Document Detail

Electroreception in elasmobranchs: sawfish as a case study.
MedLine Citation:
PMID:  22986826     Owner:  NLM     Status:  In-Data-Review    
The ampullae of Lorenzini are the electroreceptors of elasmobranchs. Ampullary pores located in the elasmobranch skin are each connected to a gel-filled canal that ends in an ampullary bulb, in which the sensory epithelium is located. Each ampulla functions as an independent receptor that measures the potential difference between the ampullary pore opening and the body interior. In the elasmobranch head, the ampullary bulbs of different ampullae are aggregated in 3-6 bilaterally symmetric clusters, which can be surrounded by a connective tissue capsule. Each cluster is innervated by one branch of the anterior lateral line nerve (ALLN). Only the dorsal root of the ALLN carries electrosensory fibers, which terminate in the dorsal octavo-lateral nucleus (DON) of the medulla. Each ampullary cluster projects into a distinctive area in the central zone of the DON, where projection areas are somatotopically arranged. Sharks and rays can possess thousands of ampullae. Amongst other functions, the use of electroreception during prey localization is well documented. The distribution of ampullary pores in the skin of elasmobranchs is influenced by both the phylogeny and ecology of a species. Pores are grouped in distinct pore fields, which remain recognizable amongst related taxa. However, the density of pores within a pore field, which determines the electroreceptive resolution, is influenced by the ecology of a species. Here, I compare the pore counts per pore field between rhinobatids (shovelnose rays) and pristids (sawfish). In both groups, the number of ampullary pores on the ventral side of the rostrum is similar, even though the pristid rostrum can comprise about 20% of the total length. Ampullary pore numbers in pristids are increased on the upper side of the rostrum, which can be related to a feeding strategy that targets free-swimming prey in the water column. Shovelnose rays pin their prey onto the substrate with their disk, while repositioning their mouth for ingestion and thus possess large numbers of pores ventrally around the mouth and in the area between the gills.
Barbara E Wueringer
Related Documents :
17350776 - Effects of auditory pathway anatomy and deafness characteristics? part 2: on electrical...
17049146 - Auditory brainstem responses in dyslexia: comparison between acoustic click and verbal ...
4050466 - Interaction between atrial excitation waves and conduction in the atrioventricular node...
11744776 - Descending spinal cord volleys evoked by transcranial magnetic and electrical stimulati...
23859596 - Depolarisation-induced suppression of a glycinergic synapse in the superior olivary com...
25052836 - Trkb interacts with erbb4 and regulates nrg1-induced nr2b phosphorylation in cortical n...
Publication Detail:
Type:  Journal Article     Date:  2012-09-13
Journal Detail:
Title:  Brain, behavior and evolution     Volume:  80     ISSN:  1421-9743     ISO Abbreviation:  Brain Behav. Evol.     Publication Date:  2012  
Date Detail:
Created Date:  2012-09-18     Completed Date:  -     Revised Date:  -    
Medline Journal Info:
Nlm Unique ID:  0151620     Medline TA:  Brain Behav Evol     Country:  Switzerland    
Other Details:
Languages:  eng     Pagination:  97-107     Citation Subset:  IM    
Copyright Information:
Copyright © 2012 S. Karger AG, Basel.
The University of Western Australia and the UWA Oceans Institute, School of Animal Biology, Crawley, W.A., and James Cook University, School of Tropical and Marine Biology, Smithfield, Qld., Australia.
Export Citation:
APA/MLA Format     Download EndNote     Download BibTex
MeSH Terms

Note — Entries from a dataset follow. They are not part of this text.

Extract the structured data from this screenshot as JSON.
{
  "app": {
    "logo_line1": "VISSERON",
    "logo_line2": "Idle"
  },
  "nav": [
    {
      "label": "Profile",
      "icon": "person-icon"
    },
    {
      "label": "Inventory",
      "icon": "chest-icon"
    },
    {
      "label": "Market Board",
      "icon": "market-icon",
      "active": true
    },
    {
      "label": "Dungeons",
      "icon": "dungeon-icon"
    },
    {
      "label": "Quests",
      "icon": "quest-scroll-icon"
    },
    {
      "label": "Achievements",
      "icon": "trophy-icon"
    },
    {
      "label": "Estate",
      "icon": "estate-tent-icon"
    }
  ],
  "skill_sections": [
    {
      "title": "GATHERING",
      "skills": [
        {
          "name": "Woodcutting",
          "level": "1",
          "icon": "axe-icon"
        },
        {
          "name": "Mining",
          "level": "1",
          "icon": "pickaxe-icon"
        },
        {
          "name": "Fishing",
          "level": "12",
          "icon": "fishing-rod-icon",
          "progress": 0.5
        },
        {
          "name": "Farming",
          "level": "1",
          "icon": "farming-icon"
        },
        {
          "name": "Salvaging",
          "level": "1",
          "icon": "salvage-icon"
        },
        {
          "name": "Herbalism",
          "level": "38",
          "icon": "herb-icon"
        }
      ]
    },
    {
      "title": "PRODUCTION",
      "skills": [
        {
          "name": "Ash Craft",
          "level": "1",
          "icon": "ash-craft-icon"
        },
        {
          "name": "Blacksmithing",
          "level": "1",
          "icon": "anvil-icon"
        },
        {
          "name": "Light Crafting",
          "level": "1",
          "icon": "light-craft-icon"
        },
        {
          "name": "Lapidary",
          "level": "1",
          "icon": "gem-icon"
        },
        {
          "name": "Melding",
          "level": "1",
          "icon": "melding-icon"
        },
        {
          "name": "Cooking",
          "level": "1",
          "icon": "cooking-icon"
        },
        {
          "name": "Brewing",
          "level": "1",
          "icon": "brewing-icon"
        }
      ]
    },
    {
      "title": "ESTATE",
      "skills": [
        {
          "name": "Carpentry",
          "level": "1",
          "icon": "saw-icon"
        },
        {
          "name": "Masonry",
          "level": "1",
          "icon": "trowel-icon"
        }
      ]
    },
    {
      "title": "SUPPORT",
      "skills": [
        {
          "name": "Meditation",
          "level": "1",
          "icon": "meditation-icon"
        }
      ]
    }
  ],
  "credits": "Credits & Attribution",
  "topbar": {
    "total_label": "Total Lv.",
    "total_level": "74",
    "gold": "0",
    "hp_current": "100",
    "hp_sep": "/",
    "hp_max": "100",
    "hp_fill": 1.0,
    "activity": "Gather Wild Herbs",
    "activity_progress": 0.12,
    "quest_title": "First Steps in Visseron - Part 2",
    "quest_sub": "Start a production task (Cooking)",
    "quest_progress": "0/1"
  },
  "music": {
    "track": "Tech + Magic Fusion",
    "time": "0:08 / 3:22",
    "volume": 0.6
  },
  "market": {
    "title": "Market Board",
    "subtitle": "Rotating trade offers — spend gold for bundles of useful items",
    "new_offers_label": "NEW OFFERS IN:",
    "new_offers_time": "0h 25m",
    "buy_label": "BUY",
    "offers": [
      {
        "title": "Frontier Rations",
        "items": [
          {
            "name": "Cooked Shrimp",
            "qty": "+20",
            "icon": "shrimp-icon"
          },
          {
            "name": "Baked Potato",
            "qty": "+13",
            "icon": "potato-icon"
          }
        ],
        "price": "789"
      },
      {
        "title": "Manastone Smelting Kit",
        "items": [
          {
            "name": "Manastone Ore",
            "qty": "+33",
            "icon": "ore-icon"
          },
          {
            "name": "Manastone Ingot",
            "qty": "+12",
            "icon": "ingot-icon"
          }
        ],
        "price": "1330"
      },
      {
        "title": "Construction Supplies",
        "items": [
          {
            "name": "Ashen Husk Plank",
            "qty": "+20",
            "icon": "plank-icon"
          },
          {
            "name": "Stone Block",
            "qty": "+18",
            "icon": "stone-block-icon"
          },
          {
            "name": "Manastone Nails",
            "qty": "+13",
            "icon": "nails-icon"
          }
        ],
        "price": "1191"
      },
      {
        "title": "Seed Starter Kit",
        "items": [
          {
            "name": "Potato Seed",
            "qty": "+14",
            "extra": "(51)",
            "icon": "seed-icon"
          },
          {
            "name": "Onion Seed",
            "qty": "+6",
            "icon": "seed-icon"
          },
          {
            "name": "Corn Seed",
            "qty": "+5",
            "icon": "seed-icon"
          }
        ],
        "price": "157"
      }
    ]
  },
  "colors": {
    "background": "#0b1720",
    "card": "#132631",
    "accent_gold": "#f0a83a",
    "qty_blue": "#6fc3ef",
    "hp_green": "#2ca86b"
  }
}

From MEDLINE®/PubMed®, a database of the U.S. National Library of Medicine

Previous Document:  The neuroecology of cartilaginous fishes: sensory strategies for survival.
Next Document:  Allometric scaling of the optic tectum in cartilaginous fishes.